## EXERCISE REQUIREMENTS
Your task is to copy the data exactly while leaving out every picture.

Data excerpts:
• • • • •

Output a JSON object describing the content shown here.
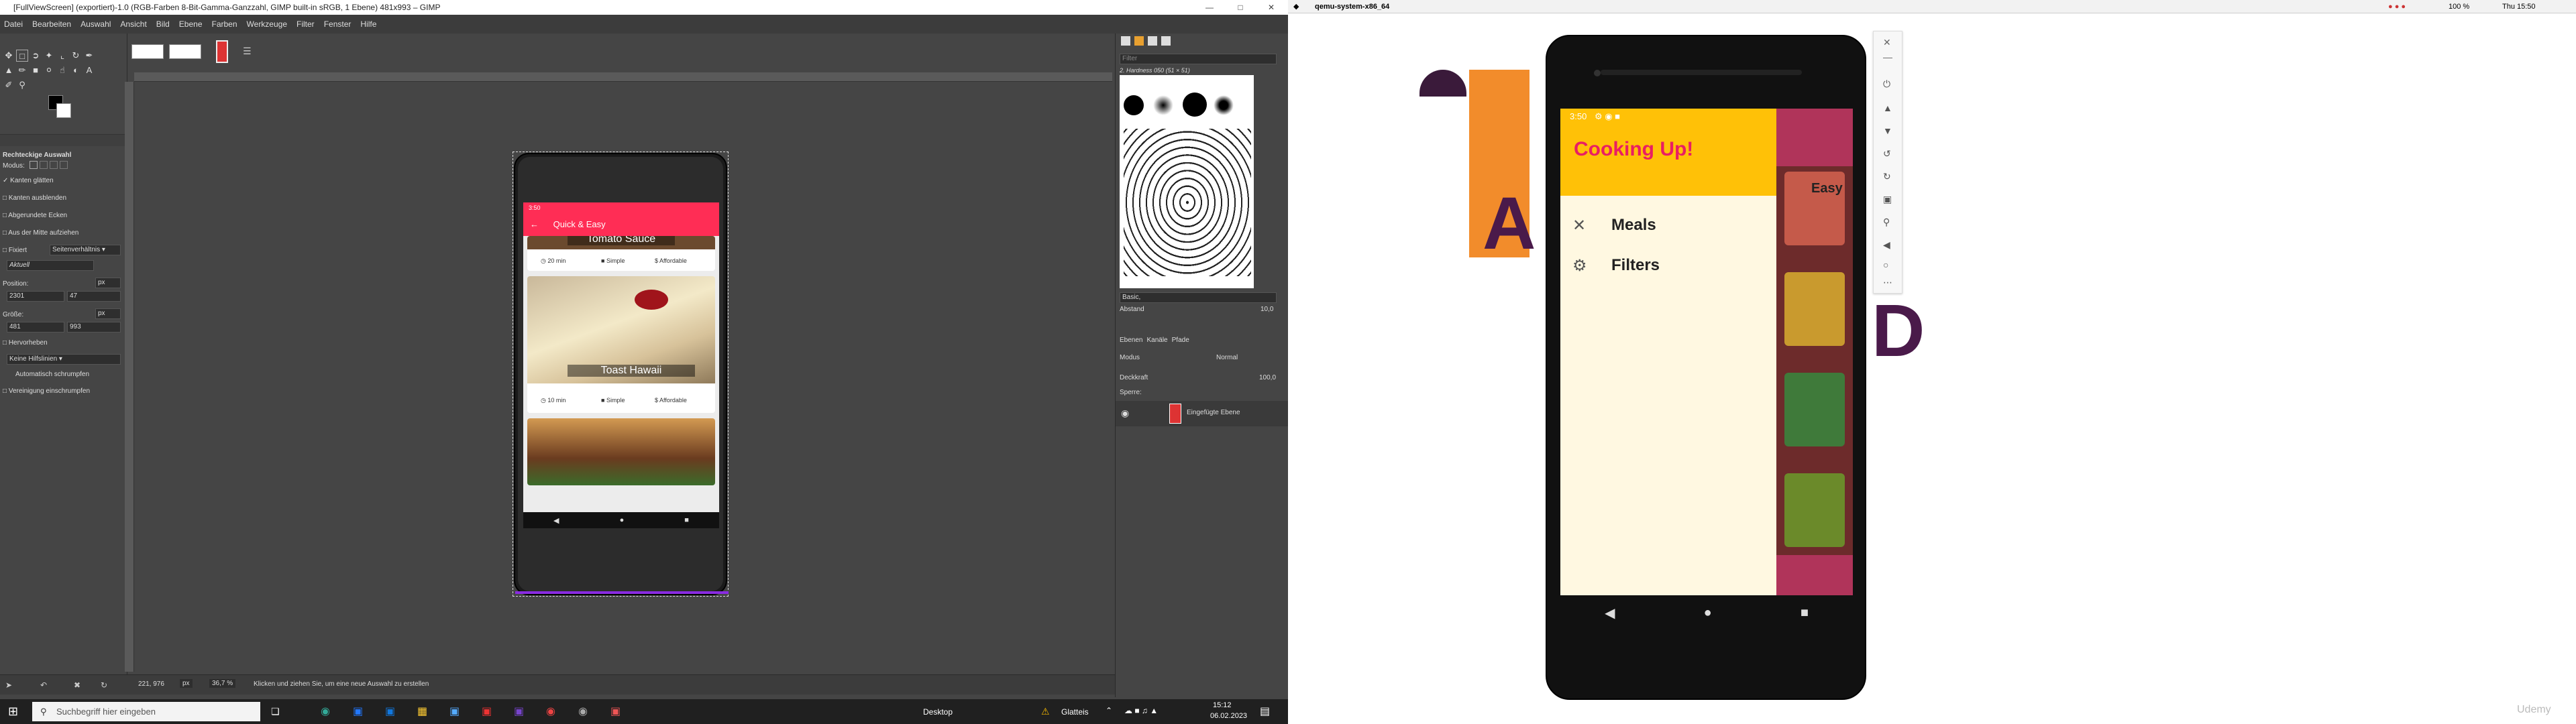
{
  "gimp": {
    "title": "[FullViewScreen] (exportiert)-1.0 (RGB-Farben 8-Bit-Gamma-Ganzzahl, GIMP built-in sRGB, 1 Ebene) 481x993 – GIMP",
    "menu": [
      "Datei",
      "Bearbeiten",
      "Auswahl",
      "Ansicht",
      "Bild",
      "Ebene",
      "Farben",
      "Werkzeuge",
      "Filter",
      "Fenster",
      "Hilfe"
    ],
    "tool_options": {
      "title": "Rechteckige Auswahl",
      "mode_label": "Modus:",
      "antialias": "Kanten glätten",
      "feather": "Kanten ausblenden",
      "rounded": "Abgerundete Ecken",
      "expand_center": "Aus der Mitte aufziehen",
      "fixed_label": "Fixiert",
      "fixed_value": "Seitenverhältnis",
      "ratio_value": "Aktuell",
      "position_label": "Position:",
      "position_unit": "px",
      "pos_x": "2301",
      "pos_y": "47",
      "size_label": "Größe:",
      "size_unit": "px",
      "size_w": "481",
      "size_h": "993",
      "highlight": "Hervorheben",
      "guides": "Keine Hilfslinien",
      "autoshrink": "Automatisch schrumpfen",
      "merged": "Vereinigung einschrumpfen"
    },
    "status": {
      "coords": "221, 976",
      "unit": "px",
      "zoom": "36,7 %",
      "message": "Klicken und ziehen Sie, um eine neue Auswahl zu erstellen"
    },
    "brushes": {
      "filter_placeholder": "Filter",
      "brush_name": "2. Hardness 050 (51 × 51)",
      "preset": "Basic,",
      "spacing_label": "Abstand",
      "spacing_value": "10,0"
    },
    "layers": {
      "tabs": [
        "Ebenen",
        "Kanäle",
        "Pfade"
      ],
      "mode_label": "Modus",
      "mode_value": "Normal",
      "opacity_label": "Deckkraft",
      "opacity_value": "100,0",
      "lock_label": "Sperre:",
      "layer_name": "Eingefügte Ebene"
    }
  },
  "canvas_phone": {
    "time": "3:50",
    "appbar_title": "Quick & Easy",
    "cards": [
      {
        "title": "Tomato Sauce",
        "duration": "20 min",
        "complexity": "Simple",
        "affordability": "Affordable"
      },
      {
        "title": "Toast Hawaii",
        "duration": "10 min",
        "complexity": "Simple",
        "affordability": "Affordable"
      }
    ]
  },
  "qemu": {
    "title": "qemu-system-x86_64",
    "menubar_right": {
      "battery": "100 %",
      "clock": "Thu 15:50"
    },
    "phone": {
      "time": "3:50",
      "drawer_title": "Cooking Up!",
      "items": [
        {
          "label": "Meals"
        },
        {
          "label": "Filters"
        }
      ],
      "behind_card_text": "Easy"
    },
    "watermark": "Udemy"
  },
  "taskbar": {
    "search_placeholder": "Suchbegriff hier eingeben",
    "desktop_label": "Desktop",
    "weather": "Glatteis",
    "time": "15:12",
    "date": "06.02.2023"
  },
  "colors": {
    "accent_pink": "#ff2d55",
    "drawer_yellow": "#ffc107",
    "drawer_bg": "#fff8e1",
    "title_pink": "#e91e63",
    "taskbar": "#202020",
    "gimp_bg": "#454545"
  }
}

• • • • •

## YOUR RESPONSE
Output a JSON object describing the content shown here.
{
  "gimp": {
    "title": "[FullViewScreen] (exportiert)-1.0 (RGB-Farben 8-Bit-Gamma-Ganzzahl, GIMP built-in sRGB, 1 Ebene) 481x993 – GIMP",
    "menu": [
      "Datei",
      "Bearbeiten",
      "Auswahl",
      "Ansicht",
      "Bild",
      "Ebene",
      "Farben",
      "Werkzeuge",
      "Filter",
      "Fenster",
      "Hilfe"
    ],
    "tool_options": {
      "title": "Rechteckige Auswahl",
      "mode_label": "Modus:",
      "antialias": "Kanten glätten",
      "feather": "Kanten ausblenden",
      "rounded": "Abgerundete Ecken",
      "expand_center": "Aus der Mitte aufziehen",
      "fixed_label": "Fixiert",
      "fixed_value": "Seitenverhältnis",
      "ratio_value": "Aktuell",
      "position_label": "Position:",
      "position_unit": "px",
      "pos_x": "2301",
      "pos_y": "47",
      "size_label": "Größe:",
      "size_unit": "px",
      "size_w": "481",
      "size_h": "993",
      "highlight": "Hervorheben",
      "guides": "Keine Hilfslinien",
      "autoshrink": "Automatisch schrumpfen",
      "merged": "Vereinigung einschrumpfen"
    },
    "status": {
      "coords": "221, 976",
      "unit": "px",
      "zoom": "36,7 %",
      "message": "Klicken und ziehen Sie, um eine neue Auswahl zu erstellen"
    },
    "brushes": {
      "filter_placeholder": "Filter",
      "brush_name": "2. Hardness 050 (51 × 51)",
      "preset": "Basic,",
      "spacing_label": "Abstand",
      "spacing_value": "10,0"
    },
    "layers": {
      "tabs": [
        "Ebenen",
        "Kanäle",
        "Pfade"
      ],
      "mode_label": "Modus",
      "mode_value": "Normal",
      "opacity_label": "Deckkraft",
      "opacity_value": "100,0",
      "lock_label": "Sperre:",
      "layer_name": "Eingefügte Ebene"
    }
  },
  "canvas_phone": {
    "time": "3:50",
    "appbar_title": "Quick & Easy",
    "cards": [
      {
        "title": "Tomato Sauce",
        "duration": "20 min",
        "complexity": "Simple",
        "affordability": "Affordable"
      },
      {
        "title": "Toast Hawaii",
        "duration": "10 min",
        "complexity": "Simple",
        "affordability": "Affordable"
      }
    ]
  },
  "qemu": {
    "title": "qemu-system-x86_64",
    "menubar_right": {
      "battery": "100 %",
      "clock": "Thu 15:50"
    },
    "phone": {
      "time": "3:50",
      "drawer_title": "Cooking Up!",
      "items": [
        {
          "label": "Meals"
        },
        {
          "label": "Filters"
        }
      ],
      "behind_card_text": "Easy"
    },
    "watermark": "Udemy"
  },
  "taskbar": {
    "search_placeholder": "Suchbegriff hier eingeben",
    "desktop_label": "Desktop",
    "weather": "Glatteis",
    "time": "15:12",
    "date": "06.02.2023"
  },
  "colors": {
    "accent_pink": "#ff2d55",
    "drawer_yellow": "#ffc107",
    "drawer_bg": "#fff8e1",
    "title_pink": "#e91e63",
    "taskbar": "#202020",
    "gimp_bg": "#454545"
  }
}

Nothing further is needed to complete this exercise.